A Texas gun storage safety measure added to a massive spending bill sets up a political test for Gov. Greg Abbott as the legislation heads to his desk, The Associated Press reported.
The $1 million measure was added late Sunday by budget negotiators — most of whom are Republicans. The bill was approved Sunday night by the GOP-controlled legislature.
The campaign for safe home gun storage, just one part of the much broader $250 billion state budget, was fiercely opposed by the National Rifle Association (NRA) and gun-rights activists.
It would instruct three state government departments to do more to prevent gun-related accidents, KXAN reported.
Abbott, a Republican who has line-item veto power in regard to the budget, must decide whether to nix the measure or ignore pressure from some gun rights groups and approve it.
Representatives for Abbott did not immediately return Fox News' requests for comment.
Abbott has said he would support promoting gun safety. Still, the NRA and some gun rights advocates have opposed stiffer penalties for negligent gun storage, as well as "red flag" laws to keep guns away from people deemed dangerous to themselves or others.
After the 2018 Santa Fe High School shooting near Houston, the governor's gun law proposals said he wanted to "to encourage the millions of law abiding, gun-owning Texans to embrace their personal responsibility for gun safety."
Both critics and supporters of the measure have been vocal in recent months.

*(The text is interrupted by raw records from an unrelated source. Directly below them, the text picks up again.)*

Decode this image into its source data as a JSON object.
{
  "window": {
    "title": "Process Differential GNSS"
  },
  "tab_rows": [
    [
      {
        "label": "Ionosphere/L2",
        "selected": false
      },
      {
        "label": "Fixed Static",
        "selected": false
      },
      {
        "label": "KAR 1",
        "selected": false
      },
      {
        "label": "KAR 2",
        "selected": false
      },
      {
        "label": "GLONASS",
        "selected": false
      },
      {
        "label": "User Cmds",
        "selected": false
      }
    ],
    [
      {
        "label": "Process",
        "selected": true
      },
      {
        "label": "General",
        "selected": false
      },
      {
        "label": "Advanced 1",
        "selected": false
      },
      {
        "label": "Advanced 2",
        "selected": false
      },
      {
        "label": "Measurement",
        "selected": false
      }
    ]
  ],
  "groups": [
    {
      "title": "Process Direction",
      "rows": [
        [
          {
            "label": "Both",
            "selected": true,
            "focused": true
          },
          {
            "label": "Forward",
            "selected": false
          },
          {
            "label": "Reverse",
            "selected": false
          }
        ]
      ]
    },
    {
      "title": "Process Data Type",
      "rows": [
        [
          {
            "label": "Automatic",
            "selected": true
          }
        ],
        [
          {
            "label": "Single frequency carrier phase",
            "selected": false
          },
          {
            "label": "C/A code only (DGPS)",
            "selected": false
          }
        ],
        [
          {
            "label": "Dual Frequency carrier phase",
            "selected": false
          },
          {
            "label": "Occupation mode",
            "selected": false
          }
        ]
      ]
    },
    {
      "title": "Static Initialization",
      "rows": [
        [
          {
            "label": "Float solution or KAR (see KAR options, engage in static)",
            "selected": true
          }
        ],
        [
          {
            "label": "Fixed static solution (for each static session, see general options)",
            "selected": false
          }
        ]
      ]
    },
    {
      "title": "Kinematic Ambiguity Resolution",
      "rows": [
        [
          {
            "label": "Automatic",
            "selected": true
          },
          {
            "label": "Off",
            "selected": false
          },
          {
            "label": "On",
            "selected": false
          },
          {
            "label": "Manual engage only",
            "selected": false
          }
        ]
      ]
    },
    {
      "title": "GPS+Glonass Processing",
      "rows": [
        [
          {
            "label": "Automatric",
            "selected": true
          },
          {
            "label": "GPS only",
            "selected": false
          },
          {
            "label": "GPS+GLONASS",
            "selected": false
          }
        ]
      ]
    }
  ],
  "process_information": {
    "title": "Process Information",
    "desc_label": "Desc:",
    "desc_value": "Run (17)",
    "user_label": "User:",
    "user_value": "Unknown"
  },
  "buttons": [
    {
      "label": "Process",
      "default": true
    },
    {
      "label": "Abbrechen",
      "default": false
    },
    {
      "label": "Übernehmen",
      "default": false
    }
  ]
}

In a March committee hearing, the NRA's Tara Mica said that the Virginia-based organization already has materials "developed in a manner where the message is delivered to firearm owners is not biased, not rhetoric," as KXAN reported.
Gyl Switzer, executive director of Texas Gun Sense, said Monday she had "full confidence that the governor will look at it hard and will realize it's all about saving lives. I hope there is no one discouraging him,"
Alice Tripp, legislative director and lobbyist for the Texas State Rifle Association, said the group still opposed the program but wouldn't ask for a veto.
"We don't do that. Gov. Abbott does not need that kind of advice from us. We bring information to the table," Tripp said. "If he calls me, I would tell him that."
Nationwide, nearly 1,700 children under age 18 died from accidental gun deaths from 2001 to 2017, while more than 33,000 were injured, according to the feds.
The Associated Press contributed to this report.